** Dataset records follows **

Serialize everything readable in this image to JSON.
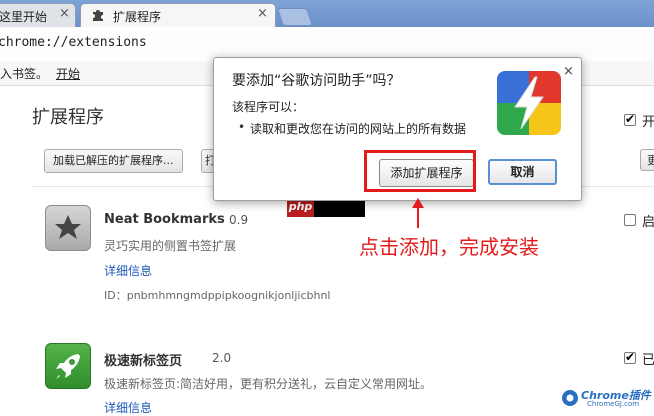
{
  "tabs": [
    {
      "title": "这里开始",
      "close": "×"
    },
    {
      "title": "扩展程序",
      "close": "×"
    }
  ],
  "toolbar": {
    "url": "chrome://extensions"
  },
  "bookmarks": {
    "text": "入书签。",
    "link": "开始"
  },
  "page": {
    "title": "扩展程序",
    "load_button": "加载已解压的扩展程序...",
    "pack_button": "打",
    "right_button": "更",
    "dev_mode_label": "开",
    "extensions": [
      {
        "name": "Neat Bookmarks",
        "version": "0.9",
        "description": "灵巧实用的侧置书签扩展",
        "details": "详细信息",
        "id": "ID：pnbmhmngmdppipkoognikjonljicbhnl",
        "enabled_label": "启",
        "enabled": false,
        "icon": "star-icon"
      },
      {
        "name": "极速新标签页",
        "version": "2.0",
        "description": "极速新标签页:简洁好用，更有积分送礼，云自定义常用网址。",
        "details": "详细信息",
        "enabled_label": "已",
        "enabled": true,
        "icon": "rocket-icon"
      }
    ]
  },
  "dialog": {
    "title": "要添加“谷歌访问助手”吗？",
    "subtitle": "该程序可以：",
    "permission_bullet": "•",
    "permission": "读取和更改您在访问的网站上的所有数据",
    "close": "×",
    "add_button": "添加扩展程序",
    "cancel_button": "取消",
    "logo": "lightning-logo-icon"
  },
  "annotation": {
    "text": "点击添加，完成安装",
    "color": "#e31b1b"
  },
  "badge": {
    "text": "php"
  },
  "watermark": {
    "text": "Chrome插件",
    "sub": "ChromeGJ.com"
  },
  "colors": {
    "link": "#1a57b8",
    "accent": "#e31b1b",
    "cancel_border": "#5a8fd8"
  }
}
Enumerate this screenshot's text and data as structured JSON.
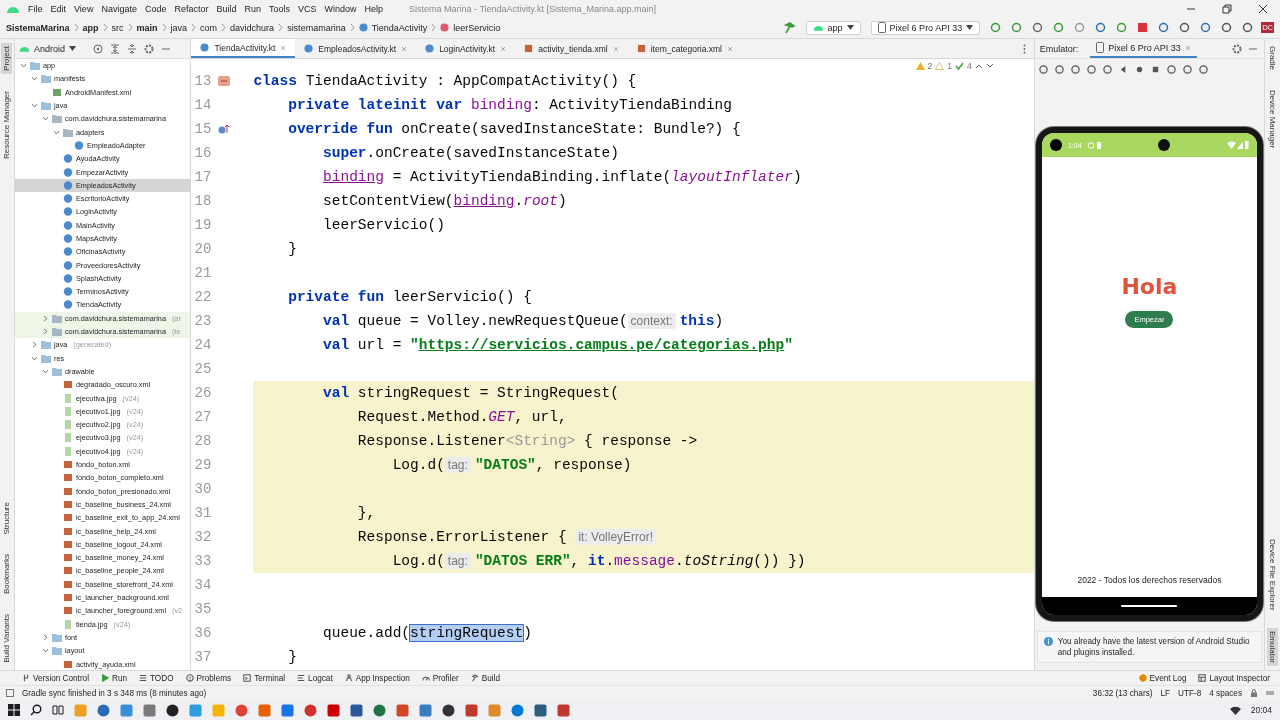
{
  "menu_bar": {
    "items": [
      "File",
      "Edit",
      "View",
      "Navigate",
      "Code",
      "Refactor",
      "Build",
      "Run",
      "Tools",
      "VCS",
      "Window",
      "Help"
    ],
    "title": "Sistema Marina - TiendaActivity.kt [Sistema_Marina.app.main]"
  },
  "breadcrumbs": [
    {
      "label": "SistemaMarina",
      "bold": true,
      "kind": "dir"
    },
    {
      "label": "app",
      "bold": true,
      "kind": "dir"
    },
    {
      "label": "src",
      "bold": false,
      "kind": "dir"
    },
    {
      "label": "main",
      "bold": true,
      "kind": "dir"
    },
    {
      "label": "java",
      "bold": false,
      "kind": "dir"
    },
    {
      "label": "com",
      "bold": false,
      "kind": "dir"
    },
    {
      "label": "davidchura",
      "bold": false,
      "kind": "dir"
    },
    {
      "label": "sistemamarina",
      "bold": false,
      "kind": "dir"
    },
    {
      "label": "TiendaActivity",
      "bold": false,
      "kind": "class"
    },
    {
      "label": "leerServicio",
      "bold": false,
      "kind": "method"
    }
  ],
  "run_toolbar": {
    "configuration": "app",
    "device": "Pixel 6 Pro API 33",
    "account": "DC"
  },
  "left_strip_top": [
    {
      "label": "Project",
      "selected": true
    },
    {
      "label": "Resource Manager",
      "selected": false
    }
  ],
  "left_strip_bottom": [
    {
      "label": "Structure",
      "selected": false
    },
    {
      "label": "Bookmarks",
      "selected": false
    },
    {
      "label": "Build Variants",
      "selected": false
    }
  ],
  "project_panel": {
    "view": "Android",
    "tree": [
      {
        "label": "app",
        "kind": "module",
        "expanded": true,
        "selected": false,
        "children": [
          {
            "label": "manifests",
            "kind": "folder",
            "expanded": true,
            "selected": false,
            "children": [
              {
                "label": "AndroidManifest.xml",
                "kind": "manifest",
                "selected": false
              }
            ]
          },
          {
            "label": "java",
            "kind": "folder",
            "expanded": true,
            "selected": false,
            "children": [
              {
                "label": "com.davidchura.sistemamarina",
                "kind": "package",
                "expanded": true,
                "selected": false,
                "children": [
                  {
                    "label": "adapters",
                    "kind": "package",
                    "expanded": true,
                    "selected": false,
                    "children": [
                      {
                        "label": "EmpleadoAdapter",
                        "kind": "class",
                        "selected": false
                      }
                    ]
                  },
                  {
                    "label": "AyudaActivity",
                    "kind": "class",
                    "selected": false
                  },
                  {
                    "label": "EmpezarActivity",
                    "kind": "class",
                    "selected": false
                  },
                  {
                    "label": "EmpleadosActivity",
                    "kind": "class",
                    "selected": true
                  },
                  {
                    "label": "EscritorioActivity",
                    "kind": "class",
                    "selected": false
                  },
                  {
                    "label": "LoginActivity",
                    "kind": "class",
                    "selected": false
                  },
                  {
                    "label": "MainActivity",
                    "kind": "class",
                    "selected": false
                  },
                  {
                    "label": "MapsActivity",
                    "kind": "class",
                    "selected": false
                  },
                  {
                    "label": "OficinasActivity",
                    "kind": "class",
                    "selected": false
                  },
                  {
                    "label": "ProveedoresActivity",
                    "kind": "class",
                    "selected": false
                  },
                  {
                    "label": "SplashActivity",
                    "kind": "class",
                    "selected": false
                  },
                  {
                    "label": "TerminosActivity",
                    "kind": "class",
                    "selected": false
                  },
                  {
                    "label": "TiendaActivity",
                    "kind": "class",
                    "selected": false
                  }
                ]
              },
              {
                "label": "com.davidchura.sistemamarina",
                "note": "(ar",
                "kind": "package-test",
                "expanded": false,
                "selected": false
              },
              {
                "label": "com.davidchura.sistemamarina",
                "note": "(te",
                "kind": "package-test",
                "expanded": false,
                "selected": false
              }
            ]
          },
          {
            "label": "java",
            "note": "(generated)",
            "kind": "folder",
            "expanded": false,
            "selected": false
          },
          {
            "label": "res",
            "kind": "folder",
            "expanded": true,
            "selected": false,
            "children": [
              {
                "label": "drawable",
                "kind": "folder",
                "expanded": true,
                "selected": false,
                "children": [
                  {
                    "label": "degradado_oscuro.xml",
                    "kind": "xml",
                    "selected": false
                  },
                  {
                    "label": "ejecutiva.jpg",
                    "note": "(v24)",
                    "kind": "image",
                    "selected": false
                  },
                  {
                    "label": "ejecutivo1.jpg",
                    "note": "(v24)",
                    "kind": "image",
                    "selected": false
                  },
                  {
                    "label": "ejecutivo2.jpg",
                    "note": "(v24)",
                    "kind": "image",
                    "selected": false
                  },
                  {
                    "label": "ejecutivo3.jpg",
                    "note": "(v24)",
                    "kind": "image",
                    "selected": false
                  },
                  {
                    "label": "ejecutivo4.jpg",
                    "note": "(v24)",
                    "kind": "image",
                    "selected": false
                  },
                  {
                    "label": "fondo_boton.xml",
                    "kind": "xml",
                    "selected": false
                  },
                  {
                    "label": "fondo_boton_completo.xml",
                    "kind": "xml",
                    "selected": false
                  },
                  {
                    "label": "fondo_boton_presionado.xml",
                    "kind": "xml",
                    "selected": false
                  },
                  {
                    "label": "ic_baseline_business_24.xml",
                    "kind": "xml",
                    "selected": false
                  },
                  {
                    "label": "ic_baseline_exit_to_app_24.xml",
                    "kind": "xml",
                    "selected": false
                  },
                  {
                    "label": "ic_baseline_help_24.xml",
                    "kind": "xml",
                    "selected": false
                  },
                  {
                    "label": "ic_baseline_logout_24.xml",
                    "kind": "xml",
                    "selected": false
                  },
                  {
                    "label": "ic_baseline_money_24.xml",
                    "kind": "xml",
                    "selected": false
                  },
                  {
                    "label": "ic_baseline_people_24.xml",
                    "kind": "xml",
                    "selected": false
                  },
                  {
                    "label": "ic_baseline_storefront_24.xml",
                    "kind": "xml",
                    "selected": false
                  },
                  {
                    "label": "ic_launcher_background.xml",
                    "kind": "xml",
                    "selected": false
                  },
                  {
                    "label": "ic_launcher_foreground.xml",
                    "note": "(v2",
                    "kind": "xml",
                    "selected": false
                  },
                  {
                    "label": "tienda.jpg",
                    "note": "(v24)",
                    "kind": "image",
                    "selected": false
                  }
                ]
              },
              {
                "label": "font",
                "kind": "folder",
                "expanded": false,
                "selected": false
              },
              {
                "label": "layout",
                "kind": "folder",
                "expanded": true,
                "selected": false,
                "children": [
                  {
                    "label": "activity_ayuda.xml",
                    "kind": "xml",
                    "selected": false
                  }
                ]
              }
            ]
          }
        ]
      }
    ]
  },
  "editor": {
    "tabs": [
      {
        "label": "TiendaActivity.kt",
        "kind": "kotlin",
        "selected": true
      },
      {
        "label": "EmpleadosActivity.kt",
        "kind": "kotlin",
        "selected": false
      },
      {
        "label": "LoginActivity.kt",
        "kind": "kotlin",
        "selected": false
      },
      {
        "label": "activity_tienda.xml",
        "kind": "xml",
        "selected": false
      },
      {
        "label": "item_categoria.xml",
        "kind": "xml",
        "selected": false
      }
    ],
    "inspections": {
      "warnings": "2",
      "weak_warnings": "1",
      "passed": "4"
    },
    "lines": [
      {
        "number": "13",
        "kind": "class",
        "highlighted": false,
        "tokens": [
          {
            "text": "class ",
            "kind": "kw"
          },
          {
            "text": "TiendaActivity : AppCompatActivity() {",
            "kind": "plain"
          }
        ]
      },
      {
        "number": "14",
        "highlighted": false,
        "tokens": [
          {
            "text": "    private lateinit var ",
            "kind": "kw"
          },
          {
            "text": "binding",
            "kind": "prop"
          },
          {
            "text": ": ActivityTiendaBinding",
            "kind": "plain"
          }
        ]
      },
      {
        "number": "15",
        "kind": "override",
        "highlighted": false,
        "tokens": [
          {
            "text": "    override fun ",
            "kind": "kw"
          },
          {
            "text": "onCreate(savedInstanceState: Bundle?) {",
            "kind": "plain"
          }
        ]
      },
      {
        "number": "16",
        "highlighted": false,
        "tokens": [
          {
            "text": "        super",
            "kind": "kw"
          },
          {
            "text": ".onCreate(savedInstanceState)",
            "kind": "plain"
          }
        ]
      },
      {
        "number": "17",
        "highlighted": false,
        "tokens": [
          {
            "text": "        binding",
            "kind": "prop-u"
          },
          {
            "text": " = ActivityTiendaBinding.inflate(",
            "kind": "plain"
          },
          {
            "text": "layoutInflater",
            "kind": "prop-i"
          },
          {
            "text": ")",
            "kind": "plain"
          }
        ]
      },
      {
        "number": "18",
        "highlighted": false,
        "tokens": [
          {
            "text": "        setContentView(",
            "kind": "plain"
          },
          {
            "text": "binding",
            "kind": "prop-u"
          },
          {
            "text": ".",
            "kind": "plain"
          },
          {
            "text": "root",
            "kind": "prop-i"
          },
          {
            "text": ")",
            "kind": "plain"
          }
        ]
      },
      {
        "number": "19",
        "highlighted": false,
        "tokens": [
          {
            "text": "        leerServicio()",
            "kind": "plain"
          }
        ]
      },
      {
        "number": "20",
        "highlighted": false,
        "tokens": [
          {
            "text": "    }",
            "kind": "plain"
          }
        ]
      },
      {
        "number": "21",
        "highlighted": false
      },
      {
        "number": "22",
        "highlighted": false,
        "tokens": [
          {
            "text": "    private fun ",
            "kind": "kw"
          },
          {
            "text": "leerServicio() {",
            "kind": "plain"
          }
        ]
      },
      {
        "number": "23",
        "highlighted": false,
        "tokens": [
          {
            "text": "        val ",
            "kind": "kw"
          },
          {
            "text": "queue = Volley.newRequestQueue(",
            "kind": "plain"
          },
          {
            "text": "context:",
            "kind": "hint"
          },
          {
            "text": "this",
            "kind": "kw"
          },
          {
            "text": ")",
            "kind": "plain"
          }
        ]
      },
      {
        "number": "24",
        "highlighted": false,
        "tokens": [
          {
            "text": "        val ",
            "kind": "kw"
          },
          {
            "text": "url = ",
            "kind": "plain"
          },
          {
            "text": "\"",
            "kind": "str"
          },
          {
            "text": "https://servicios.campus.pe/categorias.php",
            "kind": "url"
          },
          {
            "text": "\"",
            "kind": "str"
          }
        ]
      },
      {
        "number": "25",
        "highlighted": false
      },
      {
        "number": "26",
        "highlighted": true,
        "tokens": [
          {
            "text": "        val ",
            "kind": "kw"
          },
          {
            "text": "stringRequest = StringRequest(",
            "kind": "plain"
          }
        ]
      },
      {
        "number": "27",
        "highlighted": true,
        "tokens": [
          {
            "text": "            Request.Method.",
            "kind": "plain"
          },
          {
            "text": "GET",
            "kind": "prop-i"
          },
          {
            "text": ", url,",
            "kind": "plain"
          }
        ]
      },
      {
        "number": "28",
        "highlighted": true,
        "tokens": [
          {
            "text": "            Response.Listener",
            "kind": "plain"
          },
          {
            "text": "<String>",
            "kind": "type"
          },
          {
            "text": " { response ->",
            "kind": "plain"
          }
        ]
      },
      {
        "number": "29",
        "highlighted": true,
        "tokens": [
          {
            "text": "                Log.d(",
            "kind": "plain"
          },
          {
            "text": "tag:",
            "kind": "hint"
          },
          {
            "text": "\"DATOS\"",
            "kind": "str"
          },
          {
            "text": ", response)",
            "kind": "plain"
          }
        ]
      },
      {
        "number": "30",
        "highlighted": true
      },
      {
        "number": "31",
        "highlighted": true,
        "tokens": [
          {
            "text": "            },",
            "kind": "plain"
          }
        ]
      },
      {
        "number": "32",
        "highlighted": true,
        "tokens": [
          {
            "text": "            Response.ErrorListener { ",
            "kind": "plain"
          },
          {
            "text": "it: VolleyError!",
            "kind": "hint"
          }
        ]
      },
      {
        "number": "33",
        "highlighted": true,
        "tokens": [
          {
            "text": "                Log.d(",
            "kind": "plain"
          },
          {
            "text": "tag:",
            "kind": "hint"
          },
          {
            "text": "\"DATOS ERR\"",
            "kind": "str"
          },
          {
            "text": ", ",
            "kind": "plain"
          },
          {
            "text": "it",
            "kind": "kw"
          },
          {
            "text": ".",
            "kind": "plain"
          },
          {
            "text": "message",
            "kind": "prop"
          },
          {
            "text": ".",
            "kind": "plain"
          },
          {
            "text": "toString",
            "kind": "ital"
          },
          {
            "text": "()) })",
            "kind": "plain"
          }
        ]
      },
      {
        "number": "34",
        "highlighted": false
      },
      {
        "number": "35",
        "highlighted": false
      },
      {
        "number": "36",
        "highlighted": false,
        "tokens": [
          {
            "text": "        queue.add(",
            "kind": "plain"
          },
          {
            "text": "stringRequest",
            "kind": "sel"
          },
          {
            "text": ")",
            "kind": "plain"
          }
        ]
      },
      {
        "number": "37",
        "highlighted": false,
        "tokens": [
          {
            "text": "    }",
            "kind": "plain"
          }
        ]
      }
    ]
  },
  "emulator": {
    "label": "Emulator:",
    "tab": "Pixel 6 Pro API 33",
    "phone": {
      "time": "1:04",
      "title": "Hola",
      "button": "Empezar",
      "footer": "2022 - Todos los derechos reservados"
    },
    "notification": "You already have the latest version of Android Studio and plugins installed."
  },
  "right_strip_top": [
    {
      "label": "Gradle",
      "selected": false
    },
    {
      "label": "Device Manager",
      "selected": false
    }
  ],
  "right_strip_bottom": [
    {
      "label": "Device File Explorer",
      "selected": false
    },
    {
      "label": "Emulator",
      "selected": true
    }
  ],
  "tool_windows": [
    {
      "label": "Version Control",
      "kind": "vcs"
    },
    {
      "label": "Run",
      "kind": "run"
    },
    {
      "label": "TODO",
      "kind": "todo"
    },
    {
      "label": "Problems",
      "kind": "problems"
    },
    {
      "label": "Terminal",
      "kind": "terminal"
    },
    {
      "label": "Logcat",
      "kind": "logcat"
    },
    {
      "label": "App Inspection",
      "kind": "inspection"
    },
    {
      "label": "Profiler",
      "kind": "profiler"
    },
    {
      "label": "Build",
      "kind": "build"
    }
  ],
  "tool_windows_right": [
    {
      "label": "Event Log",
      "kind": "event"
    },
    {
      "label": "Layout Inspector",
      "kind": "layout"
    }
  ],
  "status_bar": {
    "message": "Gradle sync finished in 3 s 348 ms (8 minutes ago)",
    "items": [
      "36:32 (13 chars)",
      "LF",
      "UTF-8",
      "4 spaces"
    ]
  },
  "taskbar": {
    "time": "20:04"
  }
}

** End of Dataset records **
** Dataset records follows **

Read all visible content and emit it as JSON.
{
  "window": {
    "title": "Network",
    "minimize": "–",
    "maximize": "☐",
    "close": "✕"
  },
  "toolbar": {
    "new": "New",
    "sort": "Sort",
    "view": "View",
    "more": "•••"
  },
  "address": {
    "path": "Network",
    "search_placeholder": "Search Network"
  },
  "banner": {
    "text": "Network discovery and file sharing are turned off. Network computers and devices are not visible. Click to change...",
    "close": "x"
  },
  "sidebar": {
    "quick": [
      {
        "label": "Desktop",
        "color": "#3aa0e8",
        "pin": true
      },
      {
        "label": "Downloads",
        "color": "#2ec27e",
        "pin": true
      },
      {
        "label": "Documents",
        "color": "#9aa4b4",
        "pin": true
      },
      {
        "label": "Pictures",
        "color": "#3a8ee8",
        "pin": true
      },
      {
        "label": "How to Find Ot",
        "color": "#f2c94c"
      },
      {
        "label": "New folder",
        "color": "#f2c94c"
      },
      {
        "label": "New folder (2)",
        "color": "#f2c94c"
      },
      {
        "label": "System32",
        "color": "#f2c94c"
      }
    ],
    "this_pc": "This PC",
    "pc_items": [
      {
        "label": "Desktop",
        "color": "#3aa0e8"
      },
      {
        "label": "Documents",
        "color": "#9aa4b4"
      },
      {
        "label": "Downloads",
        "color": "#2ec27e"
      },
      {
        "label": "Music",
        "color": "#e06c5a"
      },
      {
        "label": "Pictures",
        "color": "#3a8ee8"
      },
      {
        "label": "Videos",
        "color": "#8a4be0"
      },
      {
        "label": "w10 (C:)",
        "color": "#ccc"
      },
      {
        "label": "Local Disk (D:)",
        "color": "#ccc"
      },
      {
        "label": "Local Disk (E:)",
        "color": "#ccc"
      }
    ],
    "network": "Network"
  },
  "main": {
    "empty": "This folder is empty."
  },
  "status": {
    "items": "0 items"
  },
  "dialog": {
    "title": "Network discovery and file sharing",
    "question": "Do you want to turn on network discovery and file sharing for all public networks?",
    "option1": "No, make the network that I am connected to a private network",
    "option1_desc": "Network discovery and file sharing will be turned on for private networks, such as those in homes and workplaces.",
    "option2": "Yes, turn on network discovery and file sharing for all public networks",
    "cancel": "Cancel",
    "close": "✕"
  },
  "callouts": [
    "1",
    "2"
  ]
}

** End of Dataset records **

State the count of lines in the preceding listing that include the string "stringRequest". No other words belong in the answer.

## Solution to this problem
2